Furthermore, although some valid and reliable questionnaires were used (PHQ-9 and GAD-7), many measurements were simple checklists. This limits the conclusions we can make from this study, as a lack of survey reliability and validity decreases the integrity and quality of the data obtained. The authors discussed the importance of future research using structured interviews or utilising medical records when measuring mental distress.
Lastly, the study did not distinguish between unique multiracial identities (e.g., Black/White and Black/Asian). It is essential to distinguish between unique multiracial identities when researching mental health. Previous research has demonstrated that unique racial identities can be a protective or risk factor for specific mental illnesses (Burke et al., 2021).
Implications for practice

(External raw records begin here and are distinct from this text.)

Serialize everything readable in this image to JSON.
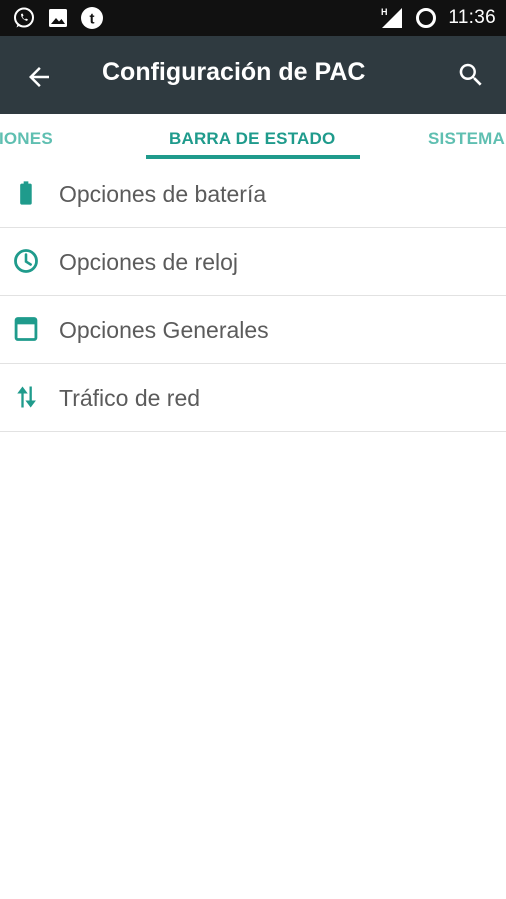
{
  "status_bar": {
    "left_icons": [
      "whatsapp-icon",
      "image-icon",
      "tumblr-icon"
    ],
    "network_label": "H",
    "time": "11:36"
  },
  "app_bar": {
    "title": "Configuración de PAC",
    "back_icon": "arrow-back-icon",
    "search_icon": "search-icon",
    "background": "#2f3a40"
  },
  "tabs": {
    "items": [
      {
        "label": "ACIONES",
        "active": false
      },
      {
        "label": "BARRA DE ESTADO",
        "active": true
      },
      {
        "label": "SISTEMA",
        "active": false
      }
    ],
    "accent": "#1f9b8c"
  },
  "list": {
    "items": [
      {
        "label": "Opciones de batería",
        "icon": "battery-icon"
      },
      {
        "label": "Opciones de reloj",
        "icon": "clock-icon"
      },
      {
        "label": "Opciones Generales",
        "icon": "window-icon"
      },
      {
        "label": "Tráfico de red",
        "icon": "network-traffic-icon"
      }
    ],
    "icon_color": "#1f9b8c"
  }
}
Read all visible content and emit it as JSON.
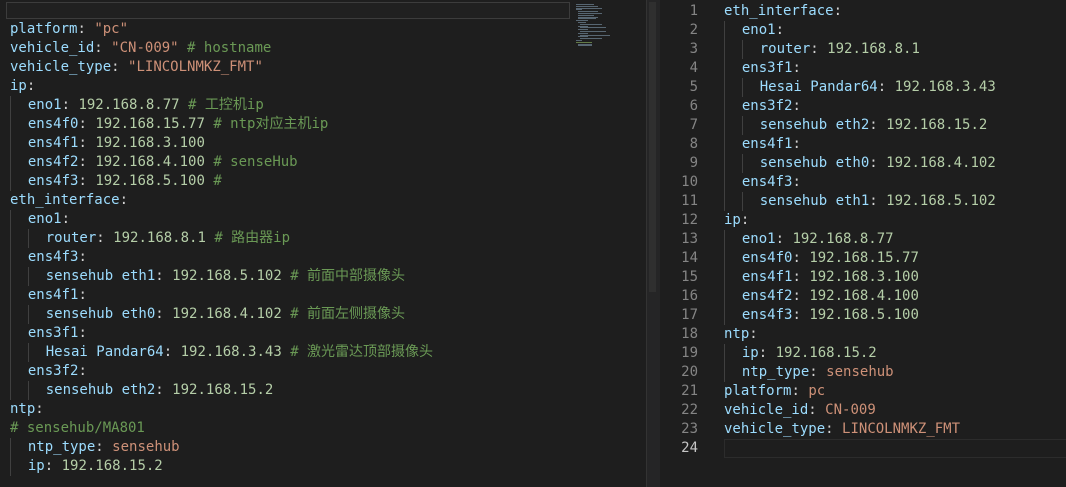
{
  "left_editor": {
    "lines": [
      {
        "indent": 0,
        "key": "platform",
        "value": "\"pc\"",
        "value_type": "string",
        "comment": ""
      },
      {
        "indent": 0,
        "key": "vehicle_id",
        "value": "\"CN-009\"",
        "value_type": "string",
        "comment": "# hostname"
      },
      {
        "indent": 0,
        "key": "vehicle_type",
        "value": "\"LINCOLNMKZ_FMT\"",
        "value_type": "string",
        "comment": ""
      },
      {
        "indent": 0,
        "key": "ip",
        "value": "",
        "value_type": "none",
        "comment": ""
      },
      {
        "indent": 1,
        "key": "eno1",
        "value": "192.168.8.77",
        "value_type": "number",
        "comment": "# 工控机ip"
      },
      {
        "indent": 1,
        "key": "ens4f0",
        "value": "192.168.15.77",
        "value_type": "number",
        "comment": "# ntp对应主机ip"
      },
      {
        "indent": 1,
        "key": "ens4f1",
        "value": "192.168.3.100",
        "value_type": "number",
        "comment": ""
      },
      {
        "indent": 1,
        "key": "ens4f2",
        "value": "192.168.4.100",
        "value_type": "number",
        "comment": "# senseHub"
      },
      {
        "indent": 1,
        "key": "ens4f3",
        "value": "192.168.5.100",
        "value_type": "number",
        "comment": "#"
      },
      {
        "indent": 0,
        "key": "eth_interface",
        "value": "",
        "value_type": "none",
        "comment": ""
      },
      {
        "indent": 1,
        "key": "eno1",
        "value": "",
        "value_type": "none",
        "comment": ""
      },
      {
        "indent": 2,
        "key": "router",
        "value": "192.168.8.1",
        "value_type": "number",
        "comment": "# 路由器ip"
      },
      {
        "indent": 1,
        "key": "ens4f3",
        "value": "",
        "value_type": "none",
        "comment": ""
      },
      {
        "indent": 2,
        "key": "sensehub eth1",
        "value": "192.168.5.102",
        "value_type": "number",
        "comment": "# 前面中部摄像头"
      },
      {
        "indent": 1,
        "key": "ens4f1",
        "value": "",
        "value_type": "none",
        "comment": ""
      },
      {
        "indent": 2,
        "key": "sensehub eth0",
        "value": "192.168.4.102",
        "value_type": "number",
        "comment": "# 前面左侧摄像头"
      },
      {
        "indent": 1,
        "key": "ens3f1",
        "value": "",
        "value_type": "none",
        "comment": ""
      },
      {
        "indent": 2,
        "key": "Hesai Pandar64",
        "value": "192.168.3.43",
        "value_type": "number",
        "comment": "# 激光雷达顶部摄像头"
      },
      {
        "indent": 1,
        "key": "ens3f2",
        "value": "",
        "value_type": "none",
        "comment": ""
      },
      {
        "indent": 2,
        "key": "sensehub eth2",
        "value": "192.168.15.2",
        "value_type": "number",
        "comment": ""
      },
      {
        "indent": 0,
        "key": "ntp",
        "value": "",
        "value_type": "none",
        "comment": ""
      },
      {
        "indent": 0,
        "key": "",
        "value": "",
        "value_type": "none",
        "comment": "# sensehub/MA801"
      },
      {
        "indent": 1,
        "key": "ntp_type",
        "value": "sensehub",
        "value_type": "string",
        "comment": ""
      },
      {
        "indent": 1,
        "key": "ip",
        "value": "192.168.15.2",
        "value_type": "number",
        "comment": ""
      }
    ]
  },
  "right_editor": {
    "line_numbers": [
      "1",
      "2",
      "3",
      "4",
      "5",
      "6",
      "7",
      "8",
      "9",
      "10",
      "11",
      "12",
      "13",
      "14",
      "15",
      "16",
      "17",
      "18",
      "19",
      "20",
      "21",
      "22",
      "23",
      "24"
    ],
    "active_line": "24",
    "lines": [
      {
        "indent": 0,
        "key": "eth_interface",
        "value": "",
        "value_type": "none"
      },
      {
        "indent": 1,
        "key": "eno1",
        "value": "",
        "value_type": "none"
      },
      {
        "indent": 2,
        "key": "router",
        "value": "192.168.8.1",
        "value_type": "number"
      },
      {
        "indent": 1,
        "key": "ens3f1",
        "value": "",
        "value_type": "none"
      },
      {
        "indent": 2,
        "key": "Hesai Pandar64",
        "value": "192.168.3.43",
        "value_type": "number"
      },
      {
        "indent": 1,
        "key": "ens3f2",
        "value": "",
        "value_type": "none"
      },
      {
        "indent": 2,
        "key": "sensehub eth2",
        "value": "192.168.15.2",
        "value_type": "number"
      },
      {
        "indent": 1,
        "key": "ens4f1",
        "value": "",
        "value_type": "none"
      },
      {
        "indent": 2,
        "key": "sensehub eth0",
        "value": "192.168.4.102",
        "value_type": "number"
      },
      {
        "indent": 1,
        "key": "ens4f3",
        "value": "",
        "value_type": "none"
      },
      {
        "indent": 2,
        "key": "sensehub eth1",
        "value": "192.168.5.102",
        "value_type": "number"
      },
      {
        "indent": 0,
        "key": "ip",
        "value": "",
        "value_type": "none"
      },
      {
        "indent": 1,
        "key": "eno1",
        "value": "192.168.8.77",
        "value_type": "number"
      },
      {
        "indent": 1,
        "key": "ens4f0",
        "value": "192.168.15.77",
        "value_type": "number"
      },
      {
        "indent": 1,
        "key": "ens4f1",
        "value": "192.168.3.100",
        "value_type": "number"
      },
      {
        "indent": 1,
        "key": "ens4f2",
        "value": "192.168.4.100",
        "value_type": "number"
      },
      {
        "indent": 1,
        "key": "ens4f3",
        "value": "192.168.5.100",
        "value_type": "number"
      },
      {
        "indent": 0,
        "key": "ntp",
        "value": "",
        "value_type": "none"
      },
      {
        "indent": 1,
        "key": "ip",
        "value": "192.168.15.2",
        "value_type": "number"
      },
      {
        "indent": 1,
        "key": "ntp_type",
        "value": "sensehub",
        "value_type": "string"
      },
      {
        "indent": 0,
        "key": "platform",
        "value": "pc",
        "value_type": "string"
      },
      {
        "indent": 0,
        "key": "vehicle_id",
        "value": "CN-009",
        "value_type": "string"
      },
      {
        "indent": 0,
        "key": "vehicle_type",
        "value": "LINCOLNMKZ_FMT",
        "value_type": "string"
      },
      {
        "indent": 0,
        "key": "",
        "value": "",
        "value_type": "none"
      }
    ]
  },
  "colors": {
    "background": "#1e1e1e",
    "key": "#9cdcfe",
    "string": "#ce9178",
    "number": "#b5cea8",
    "comment": "#6a9955",
    "punctuation": "#d4d4d4",
    "line_number": "#858585"
  }
}
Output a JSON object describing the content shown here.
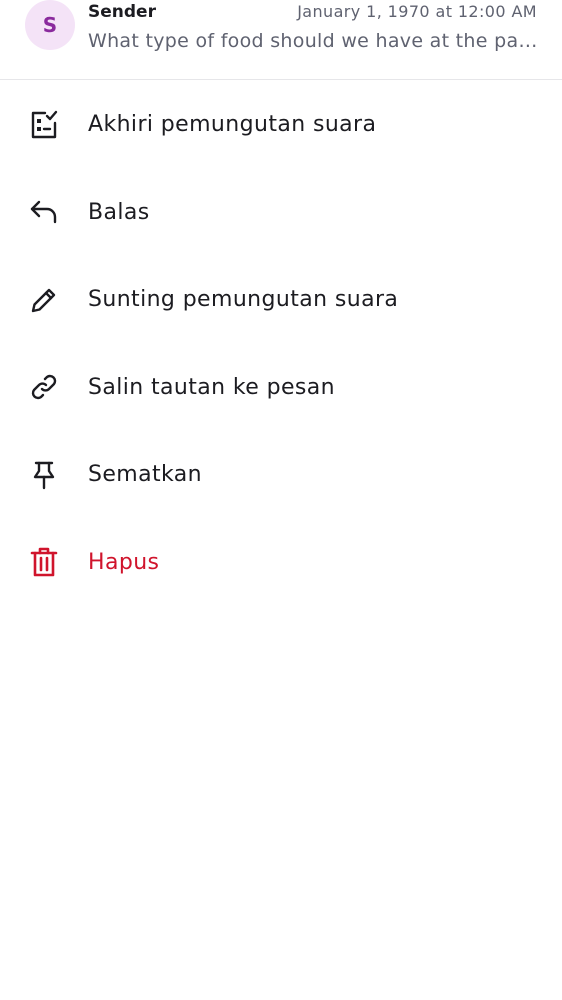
{
  "message": {
    "avatar_initial": "S",
    "sender": "Sender",
    "timestamp": "January 1, 1970 at 12:00 AM",
    "preview": "What type of food should we have at the party?"
  },
  "menu": {
    "items": [
      {
        "label": "Akhiri pemungutan suara",
        "icon": "end-poll-icon"
      },
      {
        "label": "Balas",
        "icon": "reply-icon"
      },
      {
        "label": "Sunting pemungutan suara",
        "icon": "pencil-icon"
      },
      {
        "label": "Salin tautan ke pesan",
        "icon": "link-icon"
      },
      {
        "label": "Sematkan",
        "icon": "pin-icon"
      },
      {
        "label": "Hapus",
        "icon": "trash-icon"
      }
    ]
  },
  "colors": {
    "text": "#1c1c21",
    "muted": "#5f6270",
    "danger": "#d0142c",
    "avatar_bg": "#f4e3f7",
    "avatar_fg": "#8a2a9d"
  }
}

Considering the findings highlight increased rates of mental distress among multiracial groups compared to monoracial people, there is a need to ensure adequate and appropriate mental health treatment for this population. One way is ensuring practitioners are aware of the unique racial stressors multiracial individuals experience, contributing to mental ill health. Potentially, information regarding this could be incorporated into diversity training across NHS trusts. This should hopefully provide clinicians with the confidence to address these difficulties if they arise in therapy and allow multiracial individuals to feel more heard and understood. Furthermore, future research should focus on distinguishing between unique multiracial identities when investigating mental health disparities. This can inform mental illness prevention and treatment, thus further improving mental health care for this community.
Statement of interests
None to declare.
Oh, H., Du, J., Smith, L., & Koyanagi, A. (2022). Mental health differences between multiracial and monoracial college students in the United States: Emerging racial disparities. International Journal of Social Psychiatry.
American Psychiatric Association (2017). Mental Health Disparities: Diverse Populations https://www.psychiatry.org/psychiatrists/diversity/education/mental-health-facts
Bignall, T., Jeraj, S., Helsby, E., & Butt, J. (2019). Racial disparities in mental health.
Burke, N. L., Hazzard, V. M., Karvay, Y. G., Schaefer, L. M., Lipson, S. K., & Rodgers, R. F. (2021). Eating disorder prevalence among multiracial US undergraduate and graduate students: Is multiracial risk different than the sum of each identity?. Eating Behaviors, 41, 101501.
Jones, N., Marks, R., Ramirez, R., & Ríos-Vargas, M. (2021). 2020 Census Illuminates Racial and Ethnic Composition of the Country. https://www.census.gov/library/stories/2021/08/improved-race-ethnicity-measures-reveal-united-states-population-much-more-multiracial.html
Mixedracefaces. (2022, September 17). Dutch | Surinamese. Mixedracefaces. https://mixedracefaces.com/home/dutch-surinamese-y